Attending school in Britain, children learn of the four patron saints of the British Isles: St. Andrew (Scotland), St. George (England), St. David (Wales) and, of course, St. Patrick (Ireland). However, what they do not learn is how the spirit of St. Patrick's Day has seized the hearts of many Americans so firmly that each year the Chicago River is dyed green and the city of New York plays host to the oldest and largest St. Patrick's Day parade in the world.
In the United States, it seems to be customary to wear green on St. Patrick's Day. However, in Ireland the colour was long considered to be unlucky. Irish folklore holds that green is the favourite colour of the Good People (the proper name for faeries). They are likely to steal people, especially children, who wear too much of the colour. As far as I can tell, this doesn't seem to worry anyone very much these days. If it troubles you at all, just go easy on the green, to be on the safe side.
Interestingly enough, blue not green, is the colour originally associated with St. Patrick. "St Patrick's Blue" is used on Ireland's presidential standard or flag, while the Irish Guards sport a plume of St. Patrick's blue in their bearskins.
As far as can be determined, St. Patrick was born around 390 A.D. and was taken to Ireland as a slave by Irish marauders when he was just 16 years old. According to legend, he was kept in captivity in Ireland and was said to have seen visions in which he was urged to escape. After six years in captivity, he finally succeeded in escaping to the northern coast of Gaul (now France). While there, he was ordained as a priest and later returned to Ireland as a missionary, playing a major part in converting the Irish to Christianity.

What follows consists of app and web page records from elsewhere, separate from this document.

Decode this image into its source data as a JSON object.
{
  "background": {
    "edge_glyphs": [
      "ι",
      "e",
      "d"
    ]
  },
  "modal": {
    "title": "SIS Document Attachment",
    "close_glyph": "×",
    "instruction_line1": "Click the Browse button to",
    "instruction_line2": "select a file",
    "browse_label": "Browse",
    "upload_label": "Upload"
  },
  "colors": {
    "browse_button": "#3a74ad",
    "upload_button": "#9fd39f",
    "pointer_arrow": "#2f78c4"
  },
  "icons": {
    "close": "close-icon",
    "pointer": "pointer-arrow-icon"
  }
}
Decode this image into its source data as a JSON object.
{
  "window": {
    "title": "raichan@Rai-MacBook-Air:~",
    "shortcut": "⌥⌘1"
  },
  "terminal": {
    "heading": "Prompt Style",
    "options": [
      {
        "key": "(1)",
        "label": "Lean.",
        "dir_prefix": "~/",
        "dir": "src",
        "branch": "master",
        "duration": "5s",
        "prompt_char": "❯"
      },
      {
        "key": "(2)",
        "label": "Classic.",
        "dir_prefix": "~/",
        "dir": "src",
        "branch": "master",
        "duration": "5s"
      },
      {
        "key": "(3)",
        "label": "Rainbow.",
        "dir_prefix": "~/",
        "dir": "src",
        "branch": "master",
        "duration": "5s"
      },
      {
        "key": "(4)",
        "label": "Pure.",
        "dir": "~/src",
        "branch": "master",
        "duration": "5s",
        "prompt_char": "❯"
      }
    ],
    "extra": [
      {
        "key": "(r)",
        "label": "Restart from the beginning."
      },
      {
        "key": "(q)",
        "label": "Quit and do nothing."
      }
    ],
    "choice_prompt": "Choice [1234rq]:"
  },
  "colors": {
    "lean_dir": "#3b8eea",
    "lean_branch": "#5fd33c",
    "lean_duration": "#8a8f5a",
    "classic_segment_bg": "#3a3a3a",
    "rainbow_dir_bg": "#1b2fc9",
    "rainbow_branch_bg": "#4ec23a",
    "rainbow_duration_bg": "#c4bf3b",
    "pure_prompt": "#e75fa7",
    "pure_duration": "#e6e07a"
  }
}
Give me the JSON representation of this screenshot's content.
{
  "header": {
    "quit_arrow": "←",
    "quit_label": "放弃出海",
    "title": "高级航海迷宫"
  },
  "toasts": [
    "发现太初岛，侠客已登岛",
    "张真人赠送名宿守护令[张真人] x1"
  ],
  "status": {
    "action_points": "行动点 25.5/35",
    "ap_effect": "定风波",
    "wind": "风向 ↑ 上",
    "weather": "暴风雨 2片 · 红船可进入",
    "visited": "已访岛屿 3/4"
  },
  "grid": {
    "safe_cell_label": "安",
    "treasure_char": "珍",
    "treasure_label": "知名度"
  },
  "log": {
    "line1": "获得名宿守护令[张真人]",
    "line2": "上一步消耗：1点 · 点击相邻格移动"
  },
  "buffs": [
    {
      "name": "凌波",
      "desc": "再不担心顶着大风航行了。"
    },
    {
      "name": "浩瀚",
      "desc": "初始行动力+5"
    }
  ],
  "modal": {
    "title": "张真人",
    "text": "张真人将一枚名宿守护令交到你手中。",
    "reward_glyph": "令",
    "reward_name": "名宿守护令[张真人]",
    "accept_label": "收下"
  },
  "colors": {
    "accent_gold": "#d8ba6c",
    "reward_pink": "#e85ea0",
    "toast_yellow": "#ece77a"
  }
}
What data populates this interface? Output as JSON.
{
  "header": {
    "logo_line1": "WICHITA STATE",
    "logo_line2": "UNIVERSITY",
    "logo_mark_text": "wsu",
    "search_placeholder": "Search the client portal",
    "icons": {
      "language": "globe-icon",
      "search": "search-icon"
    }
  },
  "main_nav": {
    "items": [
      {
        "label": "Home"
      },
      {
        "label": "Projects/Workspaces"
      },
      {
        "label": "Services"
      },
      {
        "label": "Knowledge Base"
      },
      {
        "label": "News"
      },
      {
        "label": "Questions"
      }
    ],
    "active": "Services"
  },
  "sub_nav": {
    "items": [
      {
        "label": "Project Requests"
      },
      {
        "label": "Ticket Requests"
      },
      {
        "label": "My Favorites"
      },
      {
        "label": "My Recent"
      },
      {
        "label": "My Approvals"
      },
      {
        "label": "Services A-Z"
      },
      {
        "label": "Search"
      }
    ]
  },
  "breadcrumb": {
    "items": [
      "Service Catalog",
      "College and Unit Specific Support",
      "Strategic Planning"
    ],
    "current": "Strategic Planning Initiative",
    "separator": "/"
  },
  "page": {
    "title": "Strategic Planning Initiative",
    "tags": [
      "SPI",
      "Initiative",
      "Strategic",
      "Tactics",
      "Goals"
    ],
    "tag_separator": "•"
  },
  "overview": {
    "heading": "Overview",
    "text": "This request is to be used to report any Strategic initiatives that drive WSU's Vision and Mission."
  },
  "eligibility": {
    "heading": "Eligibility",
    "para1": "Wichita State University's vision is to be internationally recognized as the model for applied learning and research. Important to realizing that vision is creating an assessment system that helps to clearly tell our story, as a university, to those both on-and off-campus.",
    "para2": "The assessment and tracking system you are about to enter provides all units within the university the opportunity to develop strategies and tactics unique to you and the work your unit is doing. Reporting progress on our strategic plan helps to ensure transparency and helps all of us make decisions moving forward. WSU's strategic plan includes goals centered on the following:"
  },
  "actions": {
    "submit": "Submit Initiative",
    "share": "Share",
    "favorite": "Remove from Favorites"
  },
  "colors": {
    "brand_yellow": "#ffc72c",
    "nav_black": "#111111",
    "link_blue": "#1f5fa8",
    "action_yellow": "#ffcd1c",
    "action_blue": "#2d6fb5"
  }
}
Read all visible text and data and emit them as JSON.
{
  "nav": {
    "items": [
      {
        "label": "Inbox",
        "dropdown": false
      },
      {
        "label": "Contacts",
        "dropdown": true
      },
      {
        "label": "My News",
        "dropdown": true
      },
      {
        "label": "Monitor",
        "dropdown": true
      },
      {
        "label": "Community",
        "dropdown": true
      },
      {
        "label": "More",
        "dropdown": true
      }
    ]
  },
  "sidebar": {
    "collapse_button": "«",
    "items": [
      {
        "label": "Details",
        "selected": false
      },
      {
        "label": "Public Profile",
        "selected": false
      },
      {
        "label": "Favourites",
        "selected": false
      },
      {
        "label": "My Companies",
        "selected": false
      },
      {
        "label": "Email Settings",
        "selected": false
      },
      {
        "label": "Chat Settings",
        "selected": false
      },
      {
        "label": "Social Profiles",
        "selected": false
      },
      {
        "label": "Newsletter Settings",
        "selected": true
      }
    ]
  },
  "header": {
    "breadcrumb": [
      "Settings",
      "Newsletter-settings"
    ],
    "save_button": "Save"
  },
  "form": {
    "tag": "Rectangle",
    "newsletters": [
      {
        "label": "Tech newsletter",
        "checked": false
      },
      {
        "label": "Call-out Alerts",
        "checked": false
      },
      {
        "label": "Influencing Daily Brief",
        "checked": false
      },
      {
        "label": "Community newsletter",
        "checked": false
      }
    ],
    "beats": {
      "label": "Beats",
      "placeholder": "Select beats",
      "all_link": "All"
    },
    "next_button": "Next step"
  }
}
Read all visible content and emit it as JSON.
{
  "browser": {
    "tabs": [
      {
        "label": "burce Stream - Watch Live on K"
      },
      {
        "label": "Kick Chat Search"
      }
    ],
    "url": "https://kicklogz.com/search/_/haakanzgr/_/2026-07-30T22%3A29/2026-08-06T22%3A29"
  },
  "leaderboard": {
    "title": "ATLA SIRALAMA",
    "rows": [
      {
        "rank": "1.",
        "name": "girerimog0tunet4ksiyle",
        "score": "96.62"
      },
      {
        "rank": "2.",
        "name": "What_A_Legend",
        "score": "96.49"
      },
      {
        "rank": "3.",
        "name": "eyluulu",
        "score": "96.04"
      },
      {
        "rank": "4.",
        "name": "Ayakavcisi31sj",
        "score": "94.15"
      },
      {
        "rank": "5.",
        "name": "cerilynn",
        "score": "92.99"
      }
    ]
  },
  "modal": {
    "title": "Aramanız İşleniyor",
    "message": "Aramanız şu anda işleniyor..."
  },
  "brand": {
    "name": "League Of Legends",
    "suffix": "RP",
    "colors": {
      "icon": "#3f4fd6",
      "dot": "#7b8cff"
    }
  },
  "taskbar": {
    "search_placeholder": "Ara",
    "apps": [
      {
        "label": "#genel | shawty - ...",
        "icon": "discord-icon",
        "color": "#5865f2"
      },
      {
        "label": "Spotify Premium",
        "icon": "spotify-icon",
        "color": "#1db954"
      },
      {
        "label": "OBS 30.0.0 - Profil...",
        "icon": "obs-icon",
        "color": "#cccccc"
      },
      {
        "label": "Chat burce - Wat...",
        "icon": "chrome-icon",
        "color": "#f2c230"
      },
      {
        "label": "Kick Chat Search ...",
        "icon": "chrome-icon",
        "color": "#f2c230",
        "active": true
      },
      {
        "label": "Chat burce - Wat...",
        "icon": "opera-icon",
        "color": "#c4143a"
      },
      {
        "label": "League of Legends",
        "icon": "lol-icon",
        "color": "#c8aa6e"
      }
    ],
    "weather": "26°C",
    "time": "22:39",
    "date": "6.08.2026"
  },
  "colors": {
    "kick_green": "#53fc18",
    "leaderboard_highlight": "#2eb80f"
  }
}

The shamrock was originally chosen as the national emblem of Ireland because of the legend that St. Patrick used the plant to illustrate the doctrine of the Trinity. He plucked a shamrock from the ground and compared the three leaves on one stem to the nature of the Christian God. Shamrocks are considered good luck symbols by the Irish.
Another story associated with St. Patrick was his ability to rid Ireland of serpents. I am not too fond of snakes myself. Having come across the occasional adder* on my woodland jaunts, I find it best to give them a wide berth. I believe there are no moles in Ireland either, but that has nothing to do with St. Patrick, as far as I can determine.
A happy St. Patrick's Day to one and all. Time for me to patrol the garden in search of some shamrock. You know what they say about the luck of the Irish! I think some must have rubbed off on me, living the life of Riley as I do.
*More commonly known as a viper in the U.S., I believe.